Once again, Soames writes a book that is extremely messy. The characters are messy, their development is messy, the writing is messy. The plot is straightforward, you could say, but messily so: nothing’s smooth or silky or predictable. Don’t get me wrong, this is not me complaining, quite the contrary; I love it. Everything Soames creates, almost despite herself, is messy, but it’s the same sort of messy all our lives are. I’ve come to equate that messy thing she’s got going in her novels with Scandinavia, for her main characters are always Scandinavian, at least partly. They do strange things, they have strange reactions, you don’t always understand what they want, what they say or where they think they’re heading, but in the end, everything makes sense (more or less). Everything turns out for the best. What I really like about these characters is… precisely that: that I like them. They’re never black or white, not even grey for that matter, but highly colourful, erratic, intense, lively, endearing. Life is pulsing throughout the story, life with its odd turns and twists. And nobody ever reacts the way you’d expect, and as a result, they don’t go in circles, but reach goals they never even knew they had.

Yes, I loved this book as I loved the two previous ones I’ve already read. Goose-pumps, tender tears, and feverish page-turning guaranteed. A foolproof 5 stars. Alas, I have to take off half a star, to my utter regret, because this time, the book has really been shoddily proofread and edited. Word repetitions aplenty (you can’t use “just” or “get” or “whilst” several times in a row, in one single paragraph, without me rolling my eyes), and at places a bit too much swearing that seems to obscure what the author wanted to say. I hope that will be remedied for the final, published version, which I urge you to grab, no matter what, because you’ll want to read this story!
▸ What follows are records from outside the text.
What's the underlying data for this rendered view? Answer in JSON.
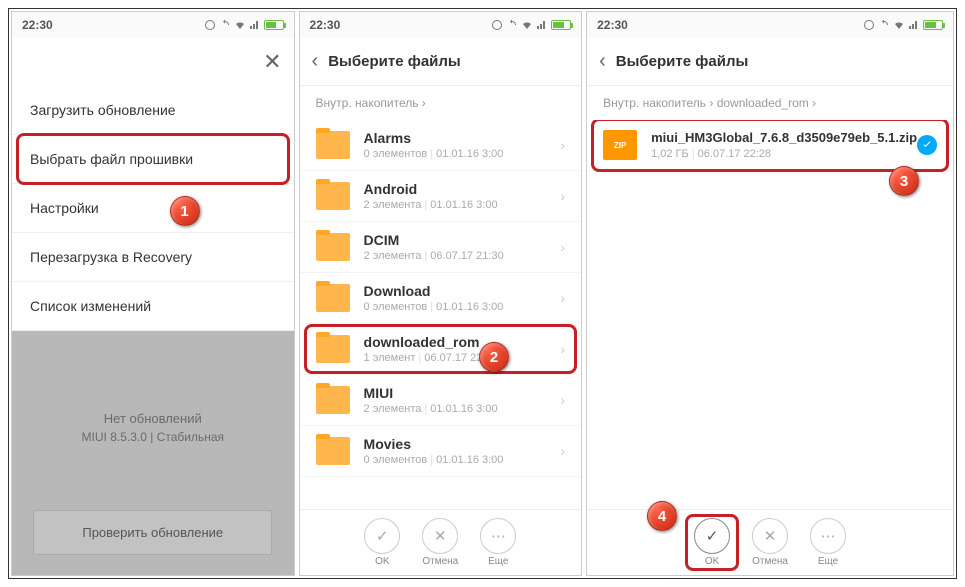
{
  "status": {
    "time": "22:30"
  },
  "phone1": {
    "menu": {
      "items": [
        {
          "label": "Загрузить обновление"
        },
        {
          "label": "Выбрать файл прошивки"
        },
        {
          "label": "Настройки"
        },
        {
          "label": "Перезагрузка в Recovery"
        },
        {
          "label": "Список изменений"
        }
      ]
    },
    "noupdate_title": "Нет обновлений",
    "noupdate_sub": "MIUI 8.5.3.0 | Стабильная",
    "check_btn": "Проверить обновление"
  },
  "phone2": {
    "title": "Выберите файлы",
    "breadcrumb_root": "Внутр. накопитель",
    "folders": [
      {
        "name": "Alarms",
        "meta_count": "0 элементов",
        "meta_date": "01.01.16 3:00"
      },
      {
        "name": "Android",
        "meta_count": "2 элемента",
        "meta_date": "01.01.16 3:00"
      },
      {
        "name": "DCIM",
        "meta_count": "2 элемента",
        "meta_date": "06.07.17 21:30"
      },
      {
        "name": "Download",
        "meta_count": "0 элементов",
        "meta_date": "01.01.16 3:00"
      },
      {
        "name": "downloaded_rom",
        "meta_count": "1 элемент",
        "meta_date": "06.07.17 22:27"
      },
      {
        "name": "MIUI",
        "meta_count": "2 элемента",
        "meta_date": "01.01.16 3:00"
      },
      {
        "name": "Movies",
        "meta_count": "0 элементов",
        "meta_date": "01.01.16 3:00"
      }
    ],
    "actions": {
      "ok": "OK",
      "cancel": "Отмена",
      "more": "Еще"
    }
  },
  "phone3": {
    "title": "Выберите файлы",
    "breadcrumb_root": "Внутр. накопитель",
    "breadcrumb_folder": "downloaded_rom",
    "file": {
      "icon_label": "ZIP",
      "name": "miui_HM3Global_7.6.8_d3509e79eb_5.1.zip",
      "size": "1,02 ГБ",
      "date": "06.07.17 22:28"
    },
    "actions": {
      "ok": "OK",
      "cancel": "Отмена",
      "more": "Еще"
    }
  },
  "badges": {
    "s1": "1",
    "s2": "2",
    "s3": "3",
    "s4": "4"
  }
}
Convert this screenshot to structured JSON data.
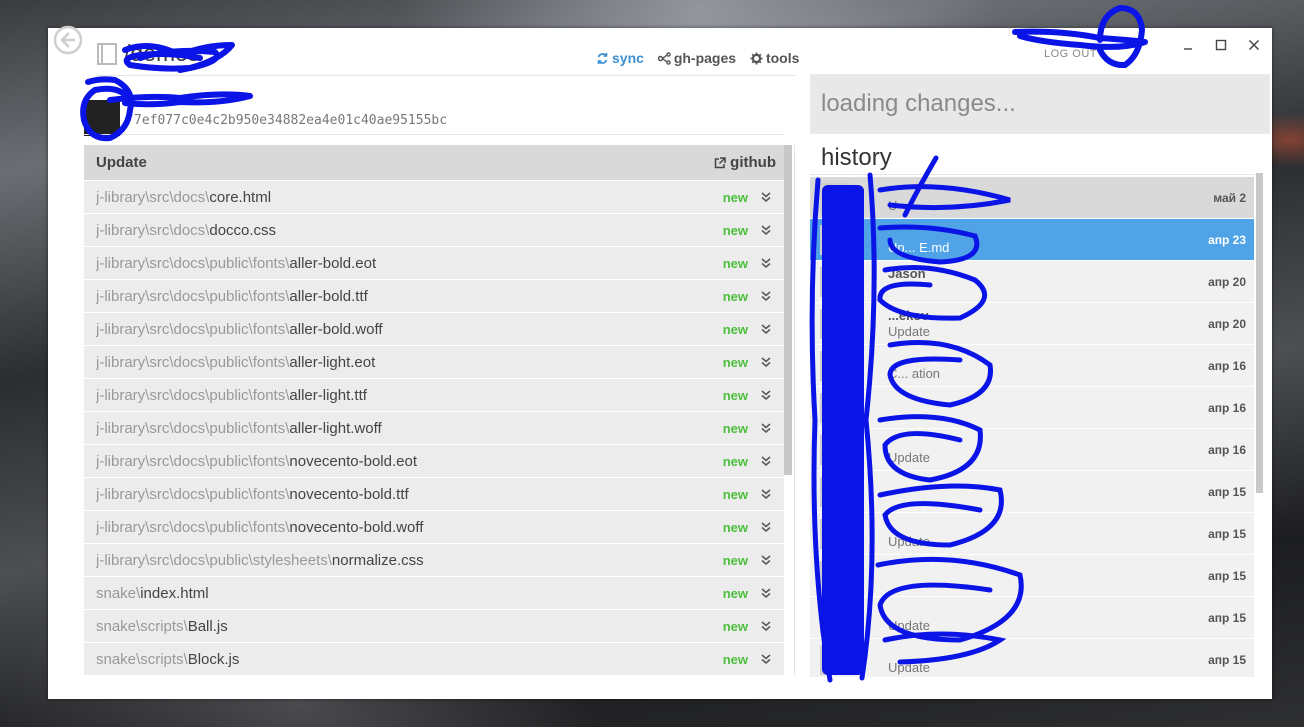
{
  "window": {
    "repo_owner": "",
    "repo_name": "/demos",
    "logout_label": "LOG OUT"
  },
  "top_links": {
    "sync": "sync",
    "gh_pages": "gh-pages",
    "tools": "tools"
  },
  "commit": {
    "label": "",
    "sha": "7ef077c0e4c2b950e34882ea4e01c40ae95155bc"
  },
  "files": {
    "header_title": "Update",
    "github_link": "github",
    "rows": [
      {
        "dir": "j-library\\src\\docs\\",
        "name": "core.html",
        "status": "new"
      },
      {
        "dir": "j-library\\src\\docs\\",
        "name": "docco.css",
        "status": "new"
      },
      {
        "dir": "j-library\\src\\docs\\public\\fonts\\",
        "name": "aller-bold.eot",
        "status": "new"
      },
      {
        "dir": "j-library\\src\\docs\\public\\fonts\\",
        "name": "aller-bold.ttf",
        "status": "new"
      },
      {
        "dir": "j-library\\src\\docs\\public\\fonts\\",
        "name": "aller-bold.woff",
        "status": "new"
      },
      {
        "dir": "j-library\\src\\docs\\public\\fonts\\",
        "name": "aller-light.eot",
        "status": "new"
      },
      {
        "dir": "j-library\\src\\docs\\public\\fonts\\",
        "name": "aller-light.ttf",
        "status": "new"
      },
      {
        "dir": "j-library\\src\\docs\\public\\fonts\\",
        "name": "aller-light.woff",
        "status": "new"
      },
      {
        "dir": "j-library\\src\\docs\\public\\fonts\\",
        "name": "novecento-bold.eot",
        "status": "new"
      },
      {
        "dir": "j-library\\src\\docs\\public\\fonts\\",
        "name": "novecento-bold.ttf",
        "status": "new"
      },
      {
        "dir": "j-library\\src\\docs\\public\\fonts\\",
        "name": "novecento-bold.woff",
        "status": "new"
      },
      {
        "dir": "j-library\\src\\docs\\public\\stylesheets\\",
        "name": "normalize.css",
        "status": "new"
      },
      {
        "dir": "snake\\",
        "name": "index.html",
        "status": "new"
      },
      {
        "dir": "snake\\scripts\\",
        "name": "Ball.js",
        "status": "new"
      },
      {
        "dir": "snake\\scripts\\",
        "name": "Block.js",
        "status": "new"
      }
    ]
  },
  "changes": {
    "loading_text": "loading changes..."
  },
  "history": {
    "title": "history",
    "rows": [
      {
        "author": "",
        "message": "U",
        "date": "май 2",
        "state": "first"
      },
      {
        "author": "",
        "message": "Up... E.md",
        "date": "апр 23",
        "state": "selected"
      },
      {
        "author": "Jason",
        "message": "",
        "date": "апр 20",
        "state": "normal"
      },
      {
        "author": "...ekov",
        "message": "Update",
        "date": "апр 20",
        "state": "normal"
      },
      {
        "author": "",
        "message": "C... ation",
        "date": "апр 16",
        "state": "normal"
      },
      {
        "author": "",
        "message": "",
        "date": "апр 16",
        "state": "normal"
      },
      {
        "author": "",
        "message": "Update",
        "date": "апр 16",
        "state": "normal"
      },
      {
        "author": "",
        "message": "",
        "date": "апр 15",
        "state": "normal"
      },
      {
        "author": "",
        "message": "Update",
        "date": "апр 15",
        "state": "normal"
      },
      {
        "author": "",
        "message": "",
        "date": "апр 15",
        "state": "normal"
      },
      {
        "author": "",
        "message": "Update",
        "date": "апр 15",
        "state": "normal"
      },
      {
        "author": "",
        "message": "Update",
        "date": "апр 15",
        "state": "normal"
      }
    ]
  },
  "colors": {
    "accent": "#4fa3e6",
    "status_new": "#4cbf3c",
    "scribble": "#0a14e6"
  }
}
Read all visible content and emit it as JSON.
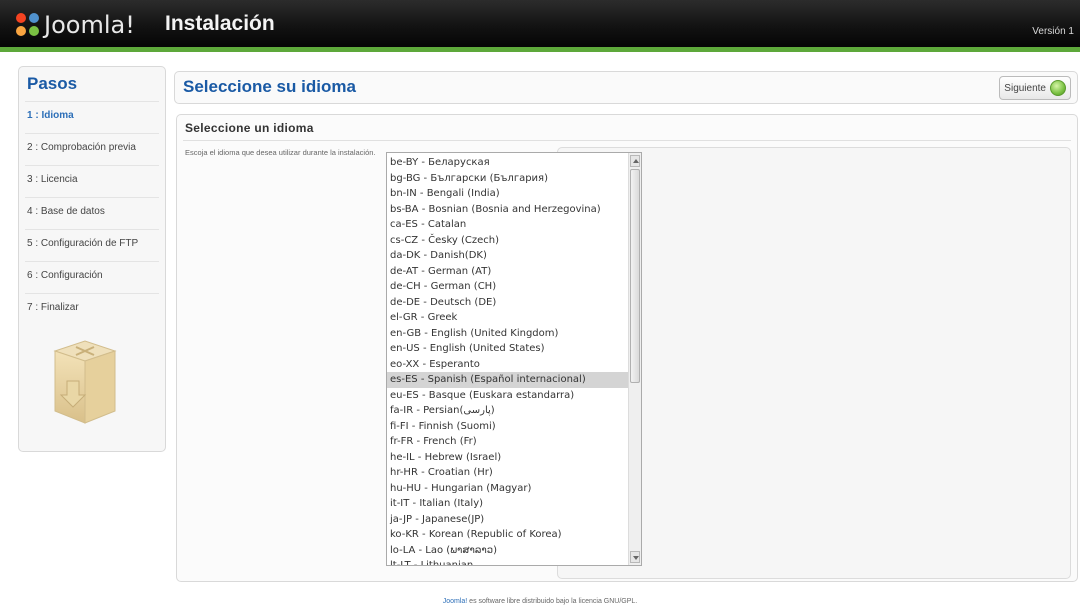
{
  "header": {
    "logo_text": "Joomla!",
    "title": "Instalación",
    "version": "Versión 1"
  },
  "steps": {
    "title": "Pasos",
    "items": [
      {
        "label": "1 : Idioma",
        "active": true
      },
      {
        "label": "2 : Comprobación previa",
        "active": false
      },
      {
        "label": "3 : Licencia",
        "active": false
      },
      {
        "label": "4 : Base de datos",
        "active": false
      },
      {
        "label": "5 : Configuración de FTP",
        "active": false
      },
      {
        "label": "6 : Configuración",
        "active": false
      },
      {
        "label": "7 : Finalizar",
        "active": false
      }
    ]
  },
  "main": {
    "title": "Seleccione su idioma",
    "next_label": "Siguiente",
    "section_title": "Seleccione un idioma",
    "instruction": "Escoja el idioma que desea utilizar durante la instalación.",
    "languages": [
      "be-BY - Беларуская",
      "bg-BG - Български (България)",
      "bn-IN - Bengali (India)",
      "bs-BA - Bosnian (Bosnia and Herzegovina)",
      "ca-ES - Catalan",
      "cs-CZ - Česky (Czech)",
      "da-DK - Danish(DK)",
      "de-AT - German (AT)",
      "de-CH - German (CH)",
      "de-DE - Deutsch (DE)",
      "el-GR - Greek",
      "en-GB - English (United Kingdom)",
      "en-US - English (United States)",
      "eo-XX - Esperanto",
      "es-ES - Spanish (Español internacional)",
      "eu-ES - Basque (Euskara estandarra)",
      "fa-IR - Persian(پارسی)",
      "fi-FI - Finnish (Suomi)",
      "fr-FR - French (Fr)",
      "he-IL - Hebrew (Israel)",
      "hr-HR - Croatian (Hr)",
      "hu-HU - Hungarian (Magyar)",
      "it-IT - Italian (Italy)",
      "ja-JP - Japanese(JP)",
      "ko-KR - Korean (Republic of Korea)",
      "lo-LA - Lao (ພາສາລາວ)",
      "lt-LT - Lithuanian"
    ],
    "selected_language": "es-ES - Spanish (Español internacional)"
  },
  "footer": {
    "link_text": "Joomla!",
    "text": " es software libre distribuido bajo la licencia GNU/GPL."
  },
  "colors": {
    "accent_green": "#5da83a",
    "title_blue": "#1a5aa5",
    "header_dark": "#111111"
  }
}
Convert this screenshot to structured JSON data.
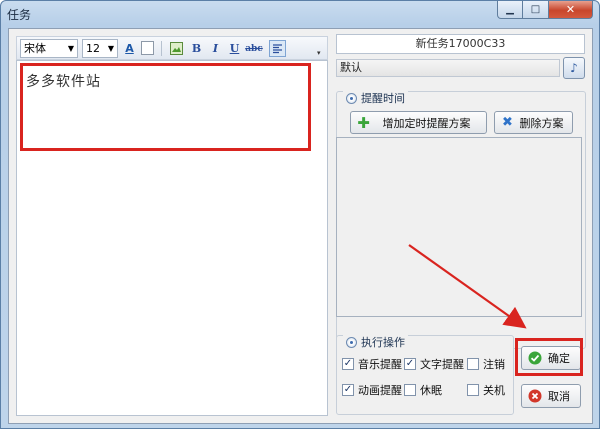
{
  "window": {
    "title": "任务"
  },
  "caption_buttons": {
    "minimize": "▁",
    "maximize": "□",
    "close": "✕"
  },
  "toolbar": {
    "font_family": "宋体",
    "font_size": "12",
    "font_color_glyph": "A",
    "bold": "B",
    "italic": "I",
    "underline": "U",
    "strikethrough": "abc"
  },
  "editor": {
    "content": "多多软件站"
  },
  "task": {
    "name": "新任务17000C33"
  },
  "sound": {
    "value": "默认",
    "button_glyph": "♪"
  },
  "reminder_time": {
    "title": "提醒时间",
    "add_button": "增加定时提醒方案",
    "delete_button": "删除方案"
  },
  "actions": {
    "title": "执行操作",
    "options": [
      {
        "label": "音乐提醒",
        "checked": true
      },
      {
        "label": "文字提醒",
        "checked": true
      },
      {
        "label": "注销",
        "checked": false
      },
      {
        "label": "动画提醒",
        "checked": true
      },
      {
        "label": "休眠",
        "checked": false
      },
      {
        "label": "关机",
        "checked": false
      }
    ]
  },
  "buttons": {
    "ok": "确定",
    "cancel": "取消"
  },
  "colors": {
    "highlight": "#d9241f",
    "ok_icon": "#3aa53a",
    "cancel_icon": "#d2372a"
  }
}
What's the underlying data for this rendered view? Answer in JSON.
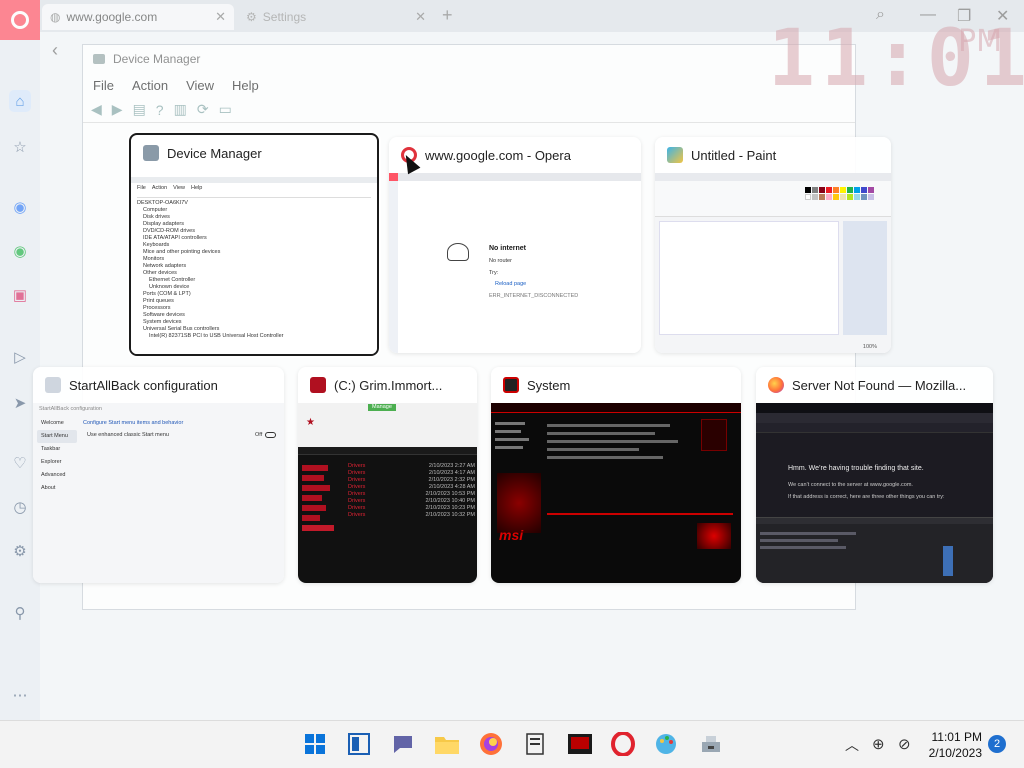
{
  "browser": {
    "tabs": [
      {
        "label": "www.google.com",
        "icon": "globe-icon"
      },
      {
        "label": "Settings",
        "icon": "gear-icon"
      }
    ],
    "accent": "#ff5566"
  },
  "background_window": {
    "title": "Device Manager",
    "menu": [
      "File",
      "Action",
      "View",
      "Help"
    ]
  },
  "big_clock": {
    "time": "11:01",
    "ampm": "PM"
  },
  "switcher": {
    "windows": [
      {
        "title": "Device Manager",
        "icon": "device-manager-icon",
        "selected": true
      },
      {
        "title": "www.google.com - Opera",
        "icon": "opera-icon",
        "selected": false
      },
      {
        "title": "Untitled - Paint",
        "icon": "paint-icon",
        "selected": false
      },
      {
        "title": "StartAllBack configuration",
        "icon": "startallback-icon",
        "selected": false
      },
      {
        "title": "(C:) Grim.Immort...",
        "icon": "file-explorer-icon",
        "selected": false
      },
      {
        "title": "System",
        "icon": "system-icon",
        "selected": false
      },
      {
        "title": "Server Not Found — Mozilla...",
        "icon": "firefox-icon",
        "selected": false
      }
    ],
    "thumbs": {
      "device_manager": {
        "menu": [
          "File",
          "Action",
          "View",
          "Help"
        ],
        "tree": [
          "DESKTOP-OA6KI7V",
          "Computer",
          "Disk drives",
          "Display adapters",
          "DVD/CD-ROM drives",
          "IDE ATA/ATAPI controllers",
          "Keyboards",
          "Mice and other pointing devices",
          "Monitors",
          "Network adapters",
          "Other devices",
          "Ethernet Controller",
          "Unknown device",
          "Ports (COM & LPT)",
          "Print queues",
          "Processors",
          "Software devices",
          "System devices",
          "Universal Serial Bus controllers",
          "Intel(R) 82371SB PCI to USB Universal Host Controller"
        ]
      },
      "opera": {
        "heading": "No internet",
        "line1": "No router",
        "line2": "Try:",
        "line3": "Reload page",
        "code": "ERR_INTERNET_DISCONNECTED"
      },
      "paint": {
        "status": "100%"
      },
      "startallback": {
        "window_title": "StartAllBack configuration",
        "nav": [
          "Welcome",
          "Start Menu",
          "Taskbar",
          "Explorer",
          "Advanced",
          "About"
        ],
        "heading": "Configure Start menu items and behavior",
        "option": "Use enhanced classic Start menu",
        "toggle": "Off"
      },
      "explorer": {
        "ribbon_tab": "Manage",
        "items": [
          "Drivers",
          "Drivers",
          "Drivers",
          "Drivers",
          "Drivers",
          "Drivers",
          "Drivers",
          "Drivers",
          "Drivers"
        ],
        "dates": [
          "2/10/2023 2:27 AM",
          "2/10/2023 4:17 AM",
          "2/10/2023 2:32 PM",
          "2/10/2023 4:28 AM",
          "2/10/2023 10:53 PM",
          "2/10/2023 10:40 PM",
          "2/10/2023 10:23 PM",
          "2/10/2023 10:32 PM"
        ]
      },
      "system": {
        "brand": "msi"
      },
      "firefox": {
        "heading": "Hmm. We’re having trouble finding that site.",
        "line1": "We can’t connect to the server at www.google.com.",
        "line2": "If that address is correct, here are three other things you can try:"
      }
    }
  },
  "taskbar": {
    "apps": [
      "windows-start-icon",
      "snap-layouts-icon",
      "teams-chat-icon",
      "file-explorer-icon",
      "firefox-icon",
      "notepad-icon",
      "msi-center-icon",
      "opera-icon",
      "paint-icon",
      "device-manager-icon"
    ],
    "time": "11:01 PM",
    "date": "2/10/2023",
    "notifications": "2"
  }
}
It’s Christmassy as hell, it’s cute as fuck, it has the most amazing title I’ve ever seen, and one of the sweetest love-stories ever.

Buy Link Amazon Global Author Link GoodReads More Author Reviews

Advanced Review Copy

Galley copy of In this Bed of Snowflakes we Lie provided by the author in exchange of an honest review.


Dieter, born and raised in Austria, studied Political Sciences in Vienna in the early 90s. He's living in Paris, France, with his boyfriend and working as a graphic designer. In his spare time, he loves to write, read, cook, take photos, and travel as often as possible. He’s already published two short-story collections as well as four poetry collections. His first murder mystery novel “The Stuffed Coffin” featuring Damien Drechsler and the dashing Greek student Nikos has been released on Jan. 6, 2019, and is available in English, French, and German. By the way, the French version "Le cercueil farci" has won the prestigious Prix du roman gay 2019 in the category murder mystery. Dieter runs a gay book reviews site in French and is also writing reviews for Gay Book Reviews under the pseudonym of ParisDude.
%d bloggers like this: